Justice Stephen G. Breyer, writing for himself and Justices Sonia Sotomayor and Elena Kagan, said the decision “threatens to make many ordinary forms of regulation unusually complex or impractical.” Its attempts to create exceptions “suggests that the majority’s framework is wrong.”
He said the regulation allowing access only from time to time “makes all the difference.”
“A right to enter my woods whenever you wish is a right to use that property permanently, even if you exercise that right only on occasion,” Breyer wrote.
“A right to enter my woods only on certain occasions is not a right to use the woods permanently,” he wrote. In such a case, it is a taking only if the regulation goes “too far.”
Breyer worried that the court’s ruling would endanger any government intrusion on private property, which he said would include “activities ranging from examination of food products to inspections for compliance with preschool licensing requirements.”
Roberts again said the concern was not the same. “When the government conditions the grant of a benefit such as a permit, license, or registration on allowing access for reasonable health and safety inspections,’ it should not be difficult for such intrusions to pass constitutional muster, he wrote.
Breyer said that on remand to lower courts, California at least should have the chance to compensate the growers so as to allow the union organizers to maintain access. But the growers only want the regulations to end.

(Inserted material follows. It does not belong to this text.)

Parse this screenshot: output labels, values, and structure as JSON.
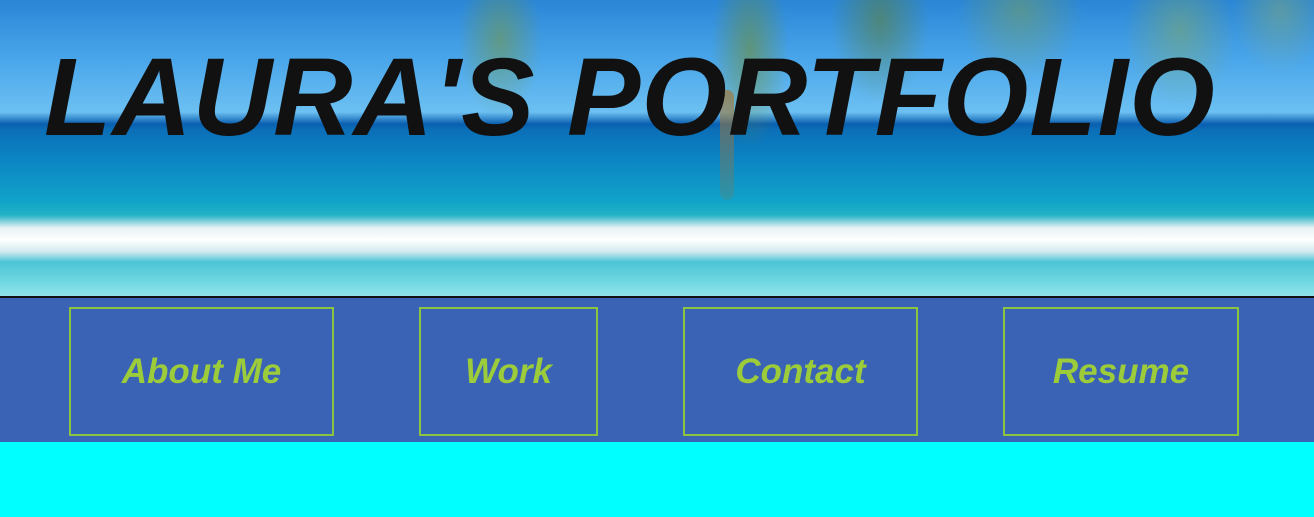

“Property owners have the fundamental right to exclude trespassers,” said Dave Puglia, president of Western Growers. “We applaud the Supreme Court for protecting the notion of private property rights as envisioned in our Constitution.”
The case is Cedar Point Nursery v. Hassid.